INSTRUCTIONS FOR THE TASK:
The answer required is how many lines of the following entries contain the word "Italic", with no other words.

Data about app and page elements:
........

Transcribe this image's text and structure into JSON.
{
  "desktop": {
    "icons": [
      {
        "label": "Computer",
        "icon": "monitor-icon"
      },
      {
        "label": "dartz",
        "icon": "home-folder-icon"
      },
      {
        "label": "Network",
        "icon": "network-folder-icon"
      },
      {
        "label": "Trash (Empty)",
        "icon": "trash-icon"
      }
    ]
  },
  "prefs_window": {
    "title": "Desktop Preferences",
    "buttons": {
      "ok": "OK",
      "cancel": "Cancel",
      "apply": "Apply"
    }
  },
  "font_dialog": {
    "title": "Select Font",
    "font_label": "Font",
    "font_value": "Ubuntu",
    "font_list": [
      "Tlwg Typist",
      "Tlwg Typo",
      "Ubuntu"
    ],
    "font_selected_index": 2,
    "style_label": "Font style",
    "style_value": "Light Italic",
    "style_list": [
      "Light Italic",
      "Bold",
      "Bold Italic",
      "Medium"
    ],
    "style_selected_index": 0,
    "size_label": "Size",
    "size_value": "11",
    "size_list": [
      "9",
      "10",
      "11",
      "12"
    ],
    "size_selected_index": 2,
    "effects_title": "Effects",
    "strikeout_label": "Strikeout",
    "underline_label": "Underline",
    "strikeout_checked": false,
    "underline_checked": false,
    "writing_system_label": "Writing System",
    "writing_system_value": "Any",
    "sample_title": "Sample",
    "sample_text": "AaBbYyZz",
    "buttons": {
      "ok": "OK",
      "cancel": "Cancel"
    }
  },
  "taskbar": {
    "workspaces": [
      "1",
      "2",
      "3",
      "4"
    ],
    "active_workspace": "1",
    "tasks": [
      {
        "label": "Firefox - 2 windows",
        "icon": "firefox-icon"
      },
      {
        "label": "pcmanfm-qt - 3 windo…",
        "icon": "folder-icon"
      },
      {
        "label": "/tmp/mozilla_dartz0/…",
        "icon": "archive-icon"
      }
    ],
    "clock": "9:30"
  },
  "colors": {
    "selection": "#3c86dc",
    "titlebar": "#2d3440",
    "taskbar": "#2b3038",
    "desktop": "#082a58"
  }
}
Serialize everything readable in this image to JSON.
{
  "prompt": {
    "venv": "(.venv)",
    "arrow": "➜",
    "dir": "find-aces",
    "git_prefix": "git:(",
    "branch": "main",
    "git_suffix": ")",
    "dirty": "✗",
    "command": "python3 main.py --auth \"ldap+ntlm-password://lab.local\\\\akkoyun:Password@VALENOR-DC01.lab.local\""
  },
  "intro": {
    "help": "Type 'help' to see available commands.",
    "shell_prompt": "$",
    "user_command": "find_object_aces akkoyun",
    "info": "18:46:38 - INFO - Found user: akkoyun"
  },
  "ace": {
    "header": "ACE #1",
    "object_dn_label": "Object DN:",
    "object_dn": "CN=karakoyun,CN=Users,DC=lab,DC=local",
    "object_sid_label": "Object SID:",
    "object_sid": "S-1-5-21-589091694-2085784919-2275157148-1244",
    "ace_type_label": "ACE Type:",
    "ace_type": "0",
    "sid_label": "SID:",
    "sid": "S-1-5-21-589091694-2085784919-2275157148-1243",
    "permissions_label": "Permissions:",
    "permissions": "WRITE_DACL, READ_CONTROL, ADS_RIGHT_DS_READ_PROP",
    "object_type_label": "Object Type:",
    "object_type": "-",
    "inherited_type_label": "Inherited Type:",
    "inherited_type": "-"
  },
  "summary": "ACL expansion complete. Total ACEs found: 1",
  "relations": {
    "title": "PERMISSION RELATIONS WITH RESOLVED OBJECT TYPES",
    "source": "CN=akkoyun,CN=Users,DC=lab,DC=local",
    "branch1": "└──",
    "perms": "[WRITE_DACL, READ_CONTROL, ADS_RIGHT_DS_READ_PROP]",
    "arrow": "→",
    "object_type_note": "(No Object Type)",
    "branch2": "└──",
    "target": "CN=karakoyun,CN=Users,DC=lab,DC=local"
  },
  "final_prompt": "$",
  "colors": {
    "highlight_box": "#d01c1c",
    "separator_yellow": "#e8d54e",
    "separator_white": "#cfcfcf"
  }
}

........

EXERCISE OUTPUT:
3